** TASK TO CARRY OUT **
Examine each line of the data, and copy the ones containing "your".

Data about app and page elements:

^^^^^^^^

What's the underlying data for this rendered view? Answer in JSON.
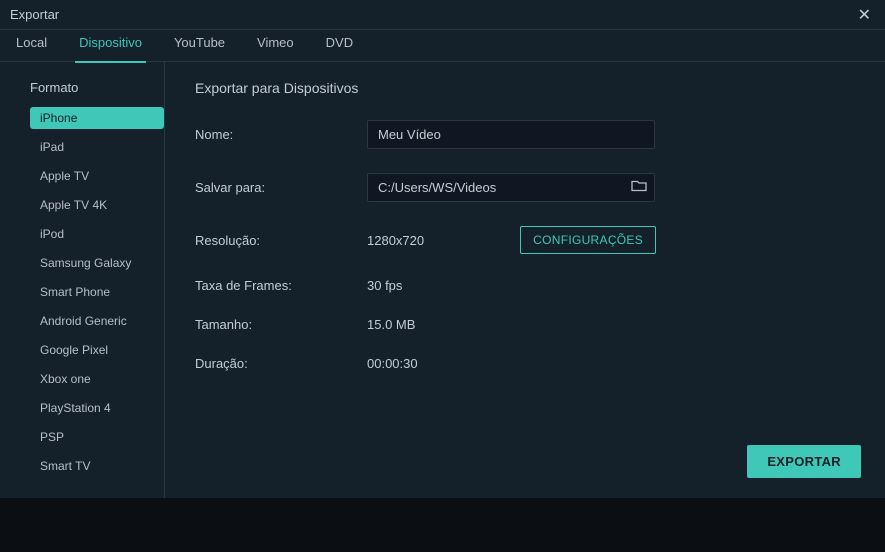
{
  "titlebar": {
    "title": "Exportar"
  },
  "tabs": [
    {
      "label": "Local",
      "active": false
    },
    {
      "label": "Dispositivo",
      "active": true
    },
    {
      "label": "YouTube",
      "active": false
    },
    {
      "label": "Vimeo",
      "active": false
    },
    {
      "label": "DVD",
      "active": false
    }
  ],
  "sidebar": {
    "heading": "Formato",
    "items": [
      {
        "label": "iPhone",
        "active": true
      },
      {
        "label": "iPad",
        "active": false
      },
      {
        "label": "Apple TV",
        "active": false
      },
      {
        "label": "Apple TV 4K",
        "active": false
      },
      {
        "label": "iPod",
        "active": false
      },
      {
        "label": "Samsung Galaxy",
        "active": false
      },
      {
        "label": "Smart Phone",
        "active": false
      },
      {
        "label": "Android Generic",
        "active": false
      },
      {
        "label": "Google Pixel",
        "active": false
      },
      {
        "label": "Xbox one",
        "active": false
      },
      {
        "label": "PlayStation 4",
        "active": false
      },
      {
        "label": "PSP",
        "active": false
      },
      {
        "label": "Smart TV",
        "active": false
      }
    ]
  },
  "main": {
    "section_title": "Exportar para Dispositivos",
    "name_label": "Nome:",
    "name_value": "Meu Vídeo",
    "save_label": "Salvar para:",
    "save_value": "C:/Users/WS/Videos",
    "resolution_label": "Resolução:",
    "resolution_value": "1280x720",
    "settings_button": "CONFIGURAÇÕES",
    "framerate_label": "Taxa de Frames:",
    "framerate_value": "30 fps",
    "size_label": "Tamanho:",
    "size_value": "15.0 MB",
    "duration_label": "Duração:",
    "duration_value": "00:00:30",
    "export_button": "EXPORTAR"
  }
}
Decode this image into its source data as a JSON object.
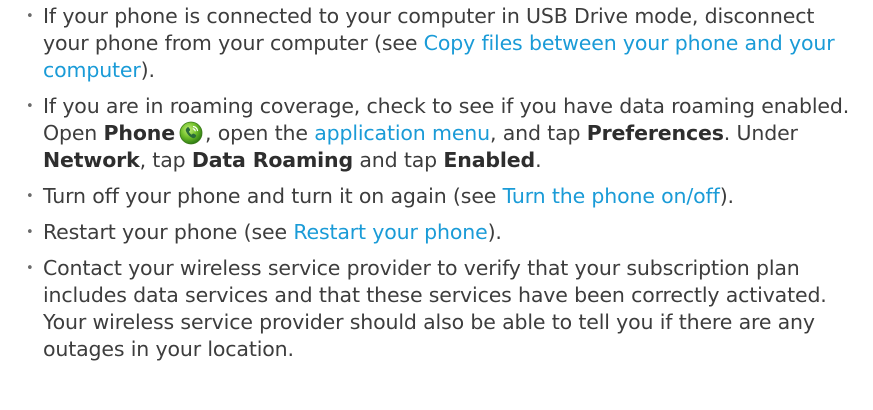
{
  "bullets": [
    {
      "t1": "If your phone is connected to your computer in USB Drive mode, disconnect your phone from your computer (see ",
      "link1": "Copy files between your phone and your computer",
      "t2": ")."
    },
    {
      "t1": "If you are in roaming coverage, check to see if you have data roaming enabled. Open ",
      "b1": "Phone",
      "icon": "phone-app-icon",
      "t2": ", open the ",
      "link1": "application menu",
      "t3": ", and tap ",
      "b2": "Preferences",
      "t4": ". Under ",
      "b3": "Network",
      "t5": ", tap ",
      "b4": "Data Roaming",
      "t6": " and tap ",
      "b5": "Enabled",
      "t7": "."
    },
    {
      "t1": "Turn off your phone and turn it on again (see ",
      "link1": "Turn the phone on/off",
      "t2": ")."
    },
    {
      "t1": "Restart your phone (see ",
      "link1": "Restart your phone",
      "t2": ")."
    },
    {
      "t1": "Contact your wireless service provider to verify that your subscription plan includes data services and that these services have been correctly activated. Your wireless service provider should also be able to tell you if there are any outages in your location."
    }
  ],
  "bullet_glyph": "•",
  "colors": {
    "text": "#3d3d3d",
    "link": "#1a9bd7",
    "bold": "#2e2e2e"
  }
}
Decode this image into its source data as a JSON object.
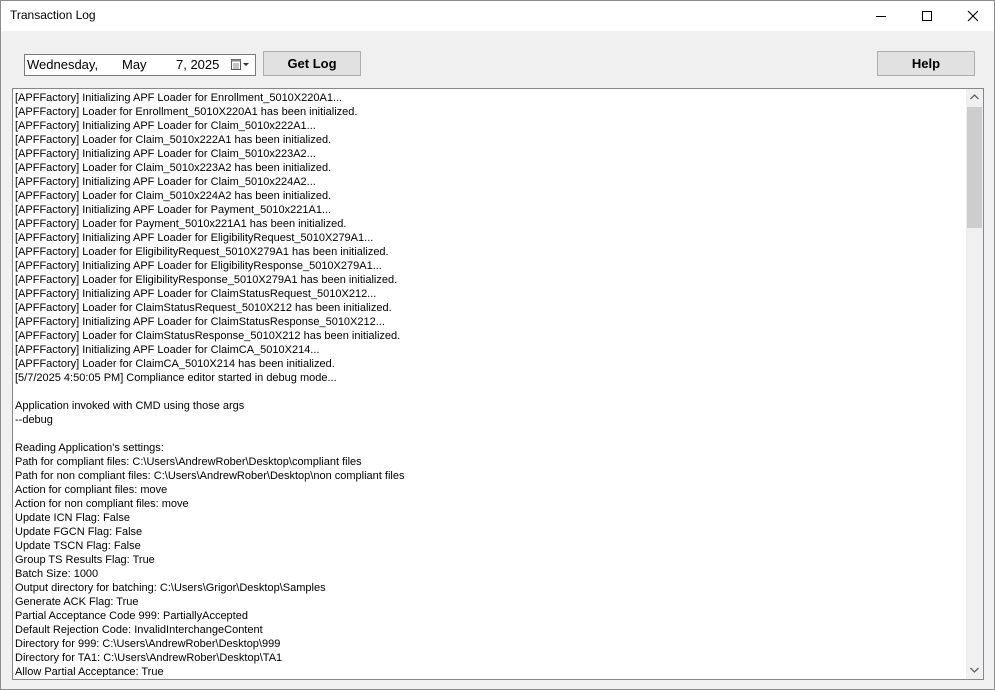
{
  "window": {
    "title": "Transaction Log"
  },
  "toolbar": {
    "date": {
      "day": "Wednesday,",
      "month": "May",
      "date": "7, 2025"
    },
    "get_log_label": "Get Log",
    "help_label": "Help"
  },
  "icons": {
    "minimize": "minimize-icon",
    "maximize": "maximize-icon",
    "close": "close-icon",
    "calendar": "calendar-dropdown-icon"
  },
  "log": {
    "lines": [
      "[APFFactory] Initializing APF Loader for Enrollment_5010X220A1...",
      "[APFFactory] Loader for Enrollment_5010X220A1 has been initialized.",
      "[APFFactory] Initializing APF Loader for Claim_5010x222A1...",
      "[APFFactory] Loader for Claim_5010x222A1 has been initialized.",
      "[APFFactory] Initializing APF Loader for Claim_5010x223A2...",
      "[APFFactory] Loader for Claim_5010x223A2 has been initialized.",
      "[APFFactory] Initializing APF Loader for Claim_5010x224A2...",
      "[APFFactory] Loader for Claim_5010x224A2 has been initialized.",
      "[APFFactory] Initializing APF Loader for Payment_5010x221A1...",
      "[APFFactory] Loader for Payment_5010x221A1 has been initialized.",
      "[APFFactory] Initializing APF Loader for EligibilityRequest_5010X279A1...",
      "[APFFactory] Loader for EligibilityRequest_5010X279A1 has been initialized.",
      "[APFFactory] Initializing APF Loader for EligibilityResponse_5010X279A1...",
      "[APFFactory] Loader for EligibilityResponse_5010X279A1 has been initialized.",
      "[APFFactory] Initializing APF Loader for ClaimStatusRequest_5010X212...",
      "[APFFactory] Loader for ClaimStatusRequest_5010X212 has been initialized.",
      "[APFFactory] Initializing APF Loader for ClaimStatusResponse_5010X212...",
      "[APFFactory] Loader for ClaimStatusResponse_5010X212 has been initialized.",
      "[APFFactory] Initializing APF Loader for ClaimCA_5010X214...",
      "[APFFactory] Loader for ClaimCA_5010X214 has been initialized.",
      "[5/7/2025 4:50:05 PM] Compliance editor started in debug mode...",
      "",
      "Application invoked with CMD using those args",
      "--debug",
      "",
      "Reading Application's settings:",
      "Path for compliant files: C:\\Users\\AndrewRober\\Desktop\\compliant files",
      "Path for non compliant files: C:\\Users\\AndrewRober\\Desktop\\non compliant files",
      "Action for compliant files: move",
      "Action for non compliant files: move",
      "Update ICN Flag: False",
      "Update FGCN Flag: False",
      "Update TSCN Flag: False",
      "Group TS Results Flag: True",
      "Batch Size: 1000",
      "Output directory for batching: C:\\Users\\Grigor\\Desktop\\Samples",
      "Generate ACK Flag: True",
      "Partial Acceptance Code 999: PartiallyAccepted",
      "Default Rejection Code: InvalidInterchangeContent",
      "Directory for 999: C:\\Users\\AndrewRober\\Desktop\\999",
      "Directory for TA1: C:\\Users\\AndrewRober\\Desktop\\TA1",
      "Allow Partial Acceptance: True"
    ]
  }
}
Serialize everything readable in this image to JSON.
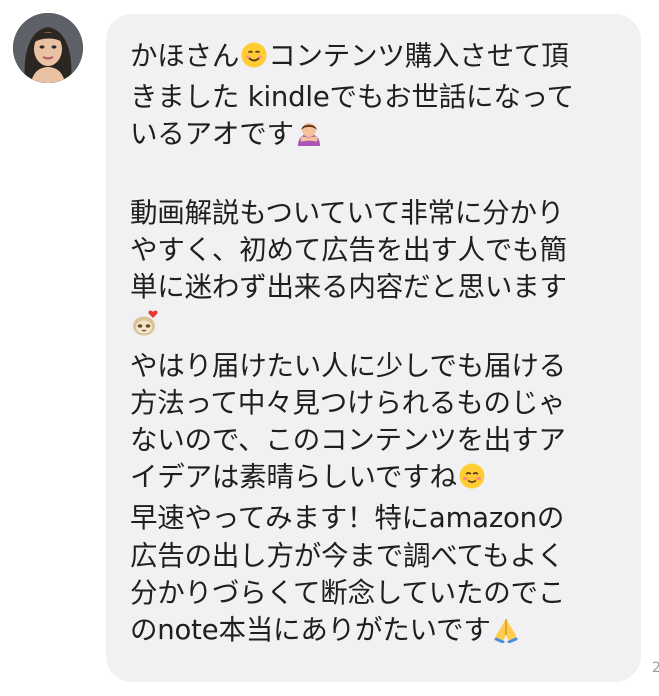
{
  "message": {
    "lines": [
      "かほさん",
      "コンテンツ購入させて頂",
      "きました kindleでもお世話になって",
      "いるアオです",
      "",
      "動画解説もついていて非常に分かり",
      "やすく、初めて広告を出す人でも簡",
      "単に迷わず出来る内容だと思います",
      "",
      "やはり届けたい人に少しでも届ける",
      "方法って中々見つけられるものじゃ",
      "ないので、このコンテンツを出すア",
      "イデアは素晴らしいですね",
      "早速やってみます！特にamazonの",
      "広告の出し方が今まで調べてもよく",
      "分かりづらくて断念していたのでこ",
      "のnote本当にありがたいです"
    ],
    "emojis": {
      "smile": "smiling-face-emoji",
      "bow": "person-bowing-emoji",
      "sloth": "sloth-heart-emoji",
      "blush": "smiling-face-blush-emoji",
      "pray": "folded-hands-emoji"
    }
  },
  "timestamp": "2",
  "colors": {
    "bubble": "#f1f1f3",
    "text": "#1f1f1f",
    "background": "#ffffff"
  }
}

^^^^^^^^

** EXERCISE RESULT **
      "t1": "If your phone is connected to your computer in USB Drive mode, disconnect your phone from your computer (see ",
      "link1": "Copy files between your phone and your computer",
      "t1": "Turn off your phone and turn it on again (see ",
      "t1": "Restart your phone (see ",
      "link1": "Restart your phone",
      "t1": "Contact your wireless service provider to verify that your subscription plan includes data services and that these services have been correctly activated. Your wireless service provider should also be able to tell you if there are any outages in your location."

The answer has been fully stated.